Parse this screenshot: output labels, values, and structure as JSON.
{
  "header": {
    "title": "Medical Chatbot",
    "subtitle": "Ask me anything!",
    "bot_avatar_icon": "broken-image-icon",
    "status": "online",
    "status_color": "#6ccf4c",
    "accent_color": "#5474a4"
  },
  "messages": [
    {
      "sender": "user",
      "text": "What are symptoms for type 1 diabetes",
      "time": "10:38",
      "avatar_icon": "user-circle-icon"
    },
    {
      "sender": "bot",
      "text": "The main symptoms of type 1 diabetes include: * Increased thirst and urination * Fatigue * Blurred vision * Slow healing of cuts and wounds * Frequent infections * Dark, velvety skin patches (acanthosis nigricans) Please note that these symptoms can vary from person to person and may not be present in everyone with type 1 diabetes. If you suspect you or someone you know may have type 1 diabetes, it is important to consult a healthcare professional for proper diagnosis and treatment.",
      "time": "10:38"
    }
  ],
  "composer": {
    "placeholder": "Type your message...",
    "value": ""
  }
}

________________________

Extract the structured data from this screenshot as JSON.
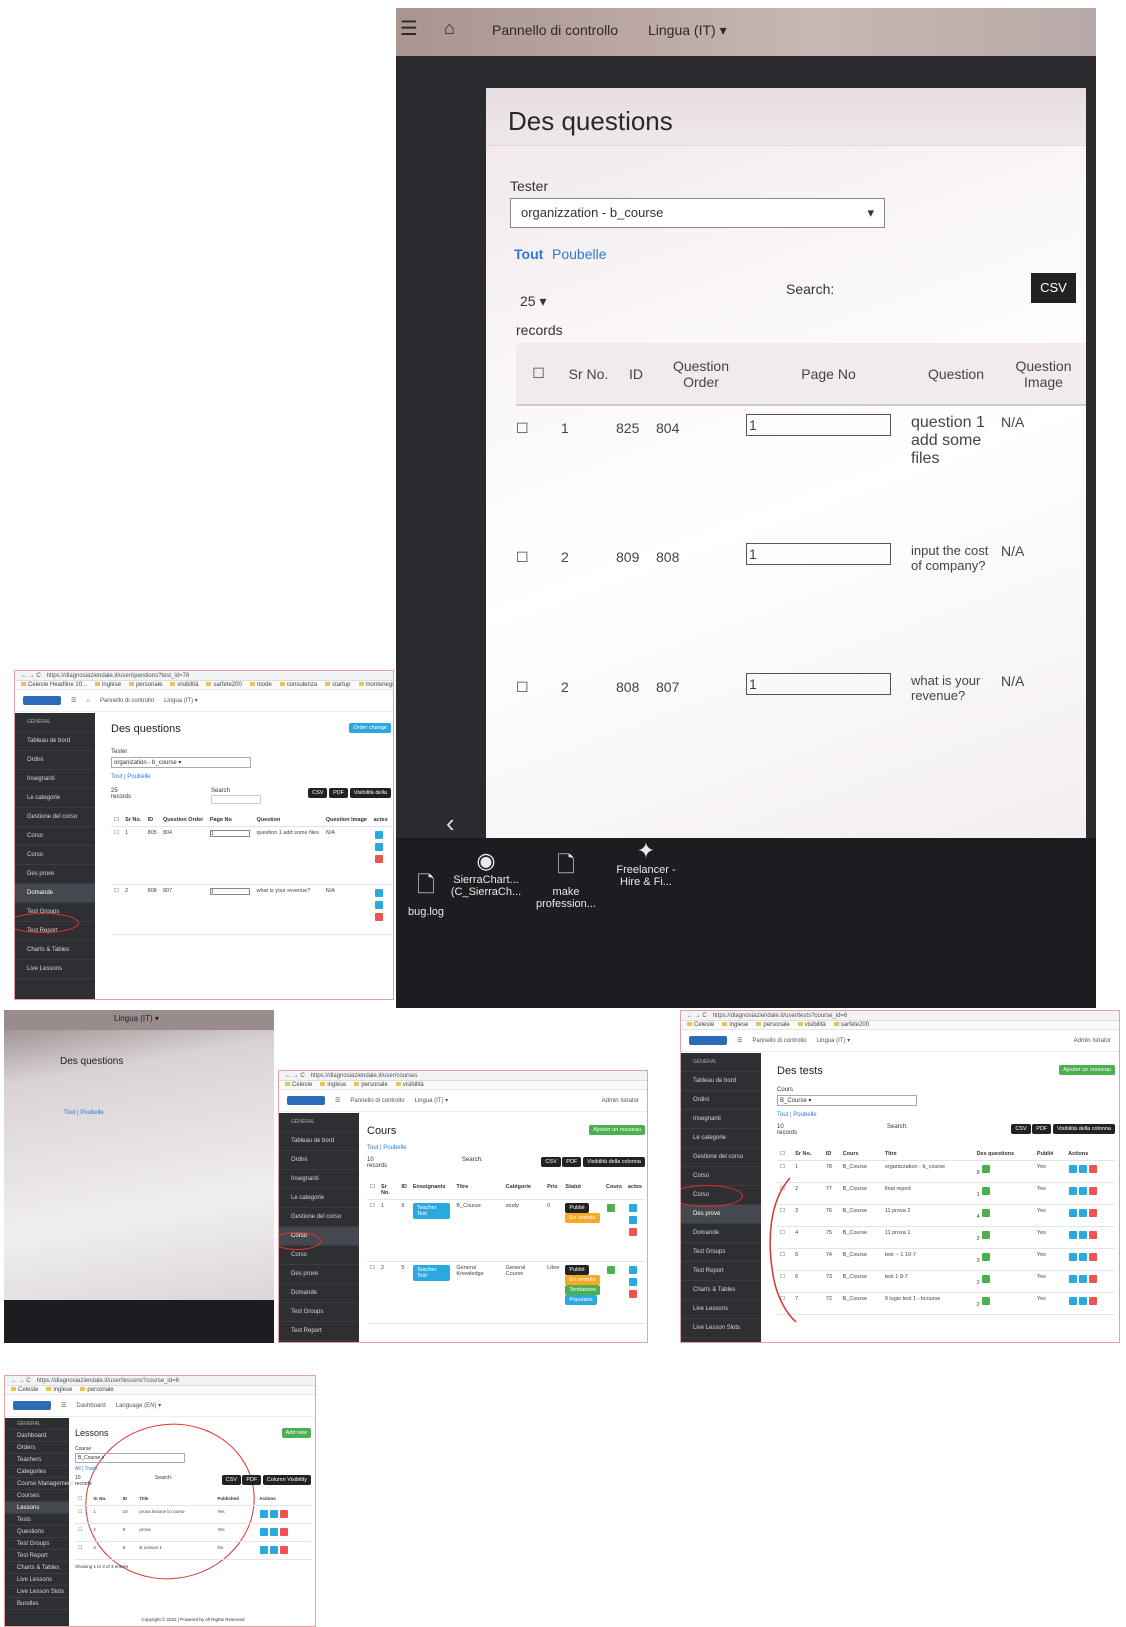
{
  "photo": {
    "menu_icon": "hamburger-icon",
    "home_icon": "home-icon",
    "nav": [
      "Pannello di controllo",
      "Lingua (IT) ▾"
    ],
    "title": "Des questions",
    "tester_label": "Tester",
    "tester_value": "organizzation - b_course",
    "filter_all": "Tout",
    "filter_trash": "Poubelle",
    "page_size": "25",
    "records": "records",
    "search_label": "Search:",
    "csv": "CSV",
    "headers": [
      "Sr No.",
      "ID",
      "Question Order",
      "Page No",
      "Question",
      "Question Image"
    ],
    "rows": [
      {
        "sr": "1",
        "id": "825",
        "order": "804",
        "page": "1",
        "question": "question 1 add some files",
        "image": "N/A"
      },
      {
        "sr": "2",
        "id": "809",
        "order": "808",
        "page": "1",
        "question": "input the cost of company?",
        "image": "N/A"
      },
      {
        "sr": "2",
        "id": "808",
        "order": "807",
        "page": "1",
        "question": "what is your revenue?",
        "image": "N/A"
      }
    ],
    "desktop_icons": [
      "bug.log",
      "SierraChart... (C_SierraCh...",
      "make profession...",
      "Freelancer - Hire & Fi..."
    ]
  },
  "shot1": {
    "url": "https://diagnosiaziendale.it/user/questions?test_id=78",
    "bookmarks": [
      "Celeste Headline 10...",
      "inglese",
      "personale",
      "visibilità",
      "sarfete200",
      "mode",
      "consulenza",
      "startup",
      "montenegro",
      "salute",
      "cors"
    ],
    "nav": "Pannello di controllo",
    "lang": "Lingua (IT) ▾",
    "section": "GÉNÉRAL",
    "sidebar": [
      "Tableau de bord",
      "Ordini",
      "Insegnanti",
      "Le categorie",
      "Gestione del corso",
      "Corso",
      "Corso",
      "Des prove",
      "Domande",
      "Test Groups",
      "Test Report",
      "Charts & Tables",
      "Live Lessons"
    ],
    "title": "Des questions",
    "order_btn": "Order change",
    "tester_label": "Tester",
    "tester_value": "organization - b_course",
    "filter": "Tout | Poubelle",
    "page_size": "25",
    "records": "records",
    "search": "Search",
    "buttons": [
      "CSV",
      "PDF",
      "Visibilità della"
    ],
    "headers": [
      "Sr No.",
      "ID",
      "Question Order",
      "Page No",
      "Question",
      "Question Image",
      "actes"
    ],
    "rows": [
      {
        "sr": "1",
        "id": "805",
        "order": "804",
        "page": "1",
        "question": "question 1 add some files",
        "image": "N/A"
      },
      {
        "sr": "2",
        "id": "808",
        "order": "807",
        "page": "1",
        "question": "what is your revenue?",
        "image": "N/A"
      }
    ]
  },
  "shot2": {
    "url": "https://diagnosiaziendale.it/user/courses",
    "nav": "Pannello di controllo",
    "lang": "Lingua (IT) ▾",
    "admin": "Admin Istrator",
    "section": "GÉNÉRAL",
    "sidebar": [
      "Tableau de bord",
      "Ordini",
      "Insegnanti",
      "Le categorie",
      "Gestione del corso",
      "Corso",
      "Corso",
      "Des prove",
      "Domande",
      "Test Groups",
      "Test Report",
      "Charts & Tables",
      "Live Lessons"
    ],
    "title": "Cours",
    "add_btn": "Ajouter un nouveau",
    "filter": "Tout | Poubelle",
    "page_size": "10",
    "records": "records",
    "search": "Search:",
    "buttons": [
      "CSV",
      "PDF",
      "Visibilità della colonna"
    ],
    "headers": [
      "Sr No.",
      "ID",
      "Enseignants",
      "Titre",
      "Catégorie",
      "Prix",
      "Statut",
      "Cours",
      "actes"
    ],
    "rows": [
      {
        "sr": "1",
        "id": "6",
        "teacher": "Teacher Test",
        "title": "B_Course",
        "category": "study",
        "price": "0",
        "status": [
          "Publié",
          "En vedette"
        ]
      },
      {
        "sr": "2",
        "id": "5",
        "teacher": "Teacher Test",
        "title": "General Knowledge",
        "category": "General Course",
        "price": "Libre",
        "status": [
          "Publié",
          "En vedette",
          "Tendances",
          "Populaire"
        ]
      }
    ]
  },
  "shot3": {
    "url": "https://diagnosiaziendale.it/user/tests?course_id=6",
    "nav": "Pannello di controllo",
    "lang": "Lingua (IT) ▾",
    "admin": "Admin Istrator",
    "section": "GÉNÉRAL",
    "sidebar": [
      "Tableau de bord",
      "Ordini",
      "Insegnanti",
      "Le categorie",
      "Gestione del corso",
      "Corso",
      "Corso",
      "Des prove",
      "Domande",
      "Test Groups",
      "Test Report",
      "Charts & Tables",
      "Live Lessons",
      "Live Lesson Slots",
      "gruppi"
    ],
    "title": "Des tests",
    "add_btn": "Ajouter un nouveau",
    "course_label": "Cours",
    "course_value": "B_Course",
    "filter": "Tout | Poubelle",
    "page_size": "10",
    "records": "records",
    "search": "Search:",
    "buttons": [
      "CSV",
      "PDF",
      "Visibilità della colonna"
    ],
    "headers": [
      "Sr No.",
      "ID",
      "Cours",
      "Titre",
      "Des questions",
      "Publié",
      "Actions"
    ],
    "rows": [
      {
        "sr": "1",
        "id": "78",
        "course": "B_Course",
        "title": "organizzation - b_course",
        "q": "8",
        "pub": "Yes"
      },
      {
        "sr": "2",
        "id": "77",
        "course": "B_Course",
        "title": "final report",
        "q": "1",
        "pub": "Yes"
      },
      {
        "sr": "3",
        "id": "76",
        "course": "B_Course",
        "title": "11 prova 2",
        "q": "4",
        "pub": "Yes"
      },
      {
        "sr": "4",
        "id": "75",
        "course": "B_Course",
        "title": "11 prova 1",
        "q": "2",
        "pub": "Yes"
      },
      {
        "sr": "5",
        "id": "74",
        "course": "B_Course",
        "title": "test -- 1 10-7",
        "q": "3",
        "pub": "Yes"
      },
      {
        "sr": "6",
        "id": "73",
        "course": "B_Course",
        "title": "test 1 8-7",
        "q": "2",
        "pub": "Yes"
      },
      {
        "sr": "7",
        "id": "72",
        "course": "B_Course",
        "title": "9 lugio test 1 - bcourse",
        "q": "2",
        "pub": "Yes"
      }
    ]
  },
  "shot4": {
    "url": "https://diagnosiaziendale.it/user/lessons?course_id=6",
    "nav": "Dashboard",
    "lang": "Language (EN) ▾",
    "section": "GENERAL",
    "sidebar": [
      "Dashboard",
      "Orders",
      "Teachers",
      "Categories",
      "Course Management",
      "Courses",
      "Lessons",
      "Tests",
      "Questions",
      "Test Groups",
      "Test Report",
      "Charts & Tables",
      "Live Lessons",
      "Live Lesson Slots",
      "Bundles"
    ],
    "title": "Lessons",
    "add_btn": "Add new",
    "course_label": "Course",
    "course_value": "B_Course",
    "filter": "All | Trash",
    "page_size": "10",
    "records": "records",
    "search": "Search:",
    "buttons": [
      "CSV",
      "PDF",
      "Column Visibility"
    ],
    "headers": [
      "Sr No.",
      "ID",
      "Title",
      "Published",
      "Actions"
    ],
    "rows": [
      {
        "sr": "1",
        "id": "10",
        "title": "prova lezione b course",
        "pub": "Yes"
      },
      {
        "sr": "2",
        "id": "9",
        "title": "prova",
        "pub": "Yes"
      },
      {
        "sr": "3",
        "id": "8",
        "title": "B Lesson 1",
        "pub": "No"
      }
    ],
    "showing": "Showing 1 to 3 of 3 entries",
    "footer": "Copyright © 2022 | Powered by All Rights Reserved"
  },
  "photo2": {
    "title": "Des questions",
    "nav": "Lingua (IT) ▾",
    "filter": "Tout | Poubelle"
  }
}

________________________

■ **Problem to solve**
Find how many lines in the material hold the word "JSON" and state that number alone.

■ **Answer to this exercise**
2